IBM: Average Destructive Malware Attack Costs Over $200 Million
Destructive malware, malicious software with the capability to render affected systems inoperable, represents a growing problem for global organizations, according to IBM X-Force Incident Response and Intelligence Services (IRIS).
Destructive malware disables access to data or destroys system functions, IBM IRIS stated. It is sophisticated malware with wiper capabilities and has been used in both nation-state and criminal cyberattacks.
Destructive malware deletes or wipes files that are critical to an operating system’s ability to run, IBM IRIS indicated. It may overwrite a Master Boot Record (MBR) to corrupt a device’s hard drive partition code and render it inoperable.
Large multinational companies appear to incur costs around $239 million per destructive malware incident — 61 times greater than the cost of a typical data breach, IBM IRIS noted. Furthermore, the average destructive malware attack affects 12,316 computer workstations and servers and requires 512 hours to remediate.
How to Guard Against Destructive Malware
IBM IRIS offered a variety of recommendations to help organizations combat destructive malware attacks, including:
- Develop a threat response plan and test it regularly.
- Use threat intelligence to detect cyber risks.
- Leverage multiple security layers to protect against evolving destructive malware attacks.
- Limit the number of privileged accounts authorized to access systems and workstations.
- Require multi-factor authentication (MFA) to access systems and workstations.

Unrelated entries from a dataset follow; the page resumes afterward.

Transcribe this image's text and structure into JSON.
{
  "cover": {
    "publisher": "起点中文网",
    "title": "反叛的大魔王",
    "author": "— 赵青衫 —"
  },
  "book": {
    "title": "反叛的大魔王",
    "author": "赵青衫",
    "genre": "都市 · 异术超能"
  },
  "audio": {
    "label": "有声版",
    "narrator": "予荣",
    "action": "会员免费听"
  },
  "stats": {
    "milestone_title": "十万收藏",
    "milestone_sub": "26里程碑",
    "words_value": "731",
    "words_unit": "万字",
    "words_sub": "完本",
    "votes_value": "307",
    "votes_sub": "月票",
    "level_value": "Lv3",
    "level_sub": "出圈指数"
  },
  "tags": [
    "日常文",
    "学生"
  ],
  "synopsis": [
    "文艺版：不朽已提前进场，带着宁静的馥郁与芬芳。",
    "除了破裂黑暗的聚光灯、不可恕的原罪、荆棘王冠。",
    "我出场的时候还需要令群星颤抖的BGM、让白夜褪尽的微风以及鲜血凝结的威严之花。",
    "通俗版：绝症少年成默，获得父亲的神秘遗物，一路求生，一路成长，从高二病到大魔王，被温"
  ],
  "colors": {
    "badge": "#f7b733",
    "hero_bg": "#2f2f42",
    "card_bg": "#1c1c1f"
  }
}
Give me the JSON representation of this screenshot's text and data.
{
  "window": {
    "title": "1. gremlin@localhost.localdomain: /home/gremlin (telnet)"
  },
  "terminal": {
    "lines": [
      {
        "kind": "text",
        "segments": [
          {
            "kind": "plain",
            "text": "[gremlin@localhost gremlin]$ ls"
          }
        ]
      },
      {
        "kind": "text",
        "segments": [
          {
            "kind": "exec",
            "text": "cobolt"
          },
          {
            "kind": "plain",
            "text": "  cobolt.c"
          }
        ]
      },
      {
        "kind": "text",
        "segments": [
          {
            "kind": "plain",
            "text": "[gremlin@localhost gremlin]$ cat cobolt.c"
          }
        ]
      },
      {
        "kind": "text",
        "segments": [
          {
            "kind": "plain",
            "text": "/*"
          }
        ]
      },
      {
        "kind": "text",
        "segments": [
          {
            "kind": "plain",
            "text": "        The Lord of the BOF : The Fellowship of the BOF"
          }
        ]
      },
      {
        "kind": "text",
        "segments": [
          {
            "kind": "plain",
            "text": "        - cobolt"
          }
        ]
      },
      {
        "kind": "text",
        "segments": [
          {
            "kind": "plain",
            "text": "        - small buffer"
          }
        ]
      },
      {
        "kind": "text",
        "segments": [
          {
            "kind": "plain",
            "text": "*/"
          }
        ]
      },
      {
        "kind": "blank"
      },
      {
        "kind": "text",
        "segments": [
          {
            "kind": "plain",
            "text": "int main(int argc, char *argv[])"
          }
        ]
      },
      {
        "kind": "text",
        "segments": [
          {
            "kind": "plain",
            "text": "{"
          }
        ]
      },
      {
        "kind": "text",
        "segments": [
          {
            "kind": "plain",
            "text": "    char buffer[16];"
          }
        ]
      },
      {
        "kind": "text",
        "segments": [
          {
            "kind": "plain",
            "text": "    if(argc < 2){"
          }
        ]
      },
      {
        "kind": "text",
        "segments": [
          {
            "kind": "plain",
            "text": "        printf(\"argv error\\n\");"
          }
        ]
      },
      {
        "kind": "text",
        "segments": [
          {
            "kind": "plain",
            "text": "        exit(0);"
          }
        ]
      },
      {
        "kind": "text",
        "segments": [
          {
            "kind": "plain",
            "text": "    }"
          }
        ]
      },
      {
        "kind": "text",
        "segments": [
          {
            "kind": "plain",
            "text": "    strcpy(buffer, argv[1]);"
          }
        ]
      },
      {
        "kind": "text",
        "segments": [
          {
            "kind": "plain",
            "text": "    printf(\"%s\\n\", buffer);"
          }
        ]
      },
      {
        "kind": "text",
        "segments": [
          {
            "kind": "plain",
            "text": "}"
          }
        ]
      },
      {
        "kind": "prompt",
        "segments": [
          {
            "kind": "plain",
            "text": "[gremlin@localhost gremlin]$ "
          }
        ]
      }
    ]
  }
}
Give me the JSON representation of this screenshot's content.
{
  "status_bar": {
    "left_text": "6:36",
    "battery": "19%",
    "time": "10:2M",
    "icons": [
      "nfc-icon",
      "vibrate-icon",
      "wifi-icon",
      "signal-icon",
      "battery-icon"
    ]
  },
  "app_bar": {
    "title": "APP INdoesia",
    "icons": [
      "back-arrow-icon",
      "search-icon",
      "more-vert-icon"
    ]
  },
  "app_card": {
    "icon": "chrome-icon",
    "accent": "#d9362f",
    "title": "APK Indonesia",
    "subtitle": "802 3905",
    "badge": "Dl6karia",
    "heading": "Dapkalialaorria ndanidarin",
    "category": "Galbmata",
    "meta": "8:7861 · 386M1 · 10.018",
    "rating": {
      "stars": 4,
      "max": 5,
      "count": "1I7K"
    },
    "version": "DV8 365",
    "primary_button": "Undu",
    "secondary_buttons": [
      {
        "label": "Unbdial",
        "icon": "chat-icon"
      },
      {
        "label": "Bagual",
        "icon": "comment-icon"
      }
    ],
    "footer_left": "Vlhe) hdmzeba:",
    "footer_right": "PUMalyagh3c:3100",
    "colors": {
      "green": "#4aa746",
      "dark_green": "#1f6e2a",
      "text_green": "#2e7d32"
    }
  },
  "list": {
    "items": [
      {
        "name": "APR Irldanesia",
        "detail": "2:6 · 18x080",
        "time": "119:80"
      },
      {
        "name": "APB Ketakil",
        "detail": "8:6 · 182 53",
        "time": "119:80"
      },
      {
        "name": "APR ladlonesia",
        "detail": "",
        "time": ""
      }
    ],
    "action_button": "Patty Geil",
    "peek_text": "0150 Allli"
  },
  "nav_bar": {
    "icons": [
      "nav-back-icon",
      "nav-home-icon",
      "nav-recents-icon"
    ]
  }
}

MSSPs can help organizations guard against destructive malware attacks, too. They can work with organizations to identify cyber threats and help them develop and implement security strategies to address these issues.